Some things Jesus said make following Him sound impossible. I understand it, for the most part, but don’t see how I can meet the standard. Most religions give a code of conduct, or a place to visit, or some chant or posture, and you’re in.

But Jesus asks too much! Like in this passage – Turn from selfish way I get; I can’t do it, but I get it. Then … die. Take up  a cross, and die. After all, that’s what a cross is for.

In case this isn’t clear enough, he says it another way: give up your life. That’s die, again, right?

Don’t get too discourage. It helps to read on a few verses. The upside down logic is a call to be a “living sacrifice.” To die is defined like this: live for Him, live for others, and value following Jesus above stuff that takes His place as Leader. Consider yourself dead to what takes His place in your life. And it only takes a couple of seconds to identify what this is, right?

Islam has the sacrificial death of suicide bombers. Daoism has seppuku, the ritual disembowelment because of shame. Buddhism has self-immolation. And Hindu widows throw themselves on their husbands’ funeral pyre in sati ritual.

These “calls to die” lead to death. Whether it’s to get reward in the afterlife, cover shame, protest a hopeless situation, or avoid grief, the death religions call for is self-seeking and self-attentive.

Jesus’ “call to die” leads to life, and life to the fullest measure. He offers, through His life, death, and resurrection hope for the hopeless, mercy for the shamed, comfort for the grieving, and real life for those facing or contemplating death.

He calls us to live as long and as passionately as possible,  as His own sacrificing followers, impacting our world with Hope.

Put Him first. Live to serve others. Leverage life in ways that point to His offer of life over grief, shame, self-consumption, and hopelessness.

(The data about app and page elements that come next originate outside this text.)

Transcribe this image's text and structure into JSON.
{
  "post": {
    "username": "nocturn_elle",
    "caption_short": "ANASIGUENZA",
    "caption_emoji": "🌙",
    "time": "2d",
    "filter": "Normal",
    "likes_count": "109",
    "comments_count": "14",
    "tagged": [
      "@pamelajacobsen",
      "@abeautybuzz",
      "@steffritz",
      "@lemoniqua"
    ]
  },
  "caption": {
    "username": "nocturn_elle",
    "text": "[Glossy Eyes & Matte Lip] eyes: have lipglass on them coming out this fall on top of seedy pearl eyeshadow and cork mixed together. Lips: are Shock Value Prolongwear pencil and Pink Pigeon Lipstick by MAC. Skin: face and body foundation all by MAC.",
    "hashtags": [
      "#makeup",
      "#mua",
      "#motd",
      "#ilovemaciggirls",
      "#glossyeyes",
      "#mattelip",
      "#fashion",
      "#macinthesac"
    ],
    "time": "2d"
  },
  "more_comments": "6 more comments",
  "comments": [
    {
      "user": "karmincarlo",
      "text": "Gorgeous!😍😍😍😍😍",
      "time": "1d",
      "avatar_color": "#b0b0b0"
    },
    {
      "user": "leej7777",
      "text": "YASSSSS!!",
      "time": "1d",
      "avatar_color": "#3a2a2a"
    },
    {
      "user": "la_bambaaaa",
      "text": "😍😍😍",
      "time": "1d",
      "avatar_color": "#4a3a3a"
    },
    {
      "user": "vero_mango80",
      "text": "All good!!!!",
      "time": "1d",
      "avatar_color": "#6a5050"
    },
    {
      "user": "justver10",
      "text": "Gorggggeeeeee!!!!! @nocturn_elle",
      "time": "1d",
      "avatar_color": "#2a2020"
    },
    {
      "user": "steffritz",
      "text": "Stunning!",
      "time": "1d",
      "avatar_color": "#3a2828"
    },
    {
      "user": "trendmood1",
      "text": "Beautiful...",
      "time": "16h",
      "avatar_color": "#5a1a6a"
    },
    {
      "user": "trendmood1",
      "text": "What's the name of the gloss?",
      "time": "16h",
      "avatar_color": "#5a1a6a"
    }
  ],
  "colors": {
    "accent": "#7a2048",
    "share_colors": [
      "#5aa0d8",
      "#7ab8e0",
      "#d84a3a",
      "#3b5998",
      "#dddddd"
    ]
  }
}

It’s better by far to know Him, gain our soul, and give up on hanging onto life without Him.

Hanging on to Him,
Rick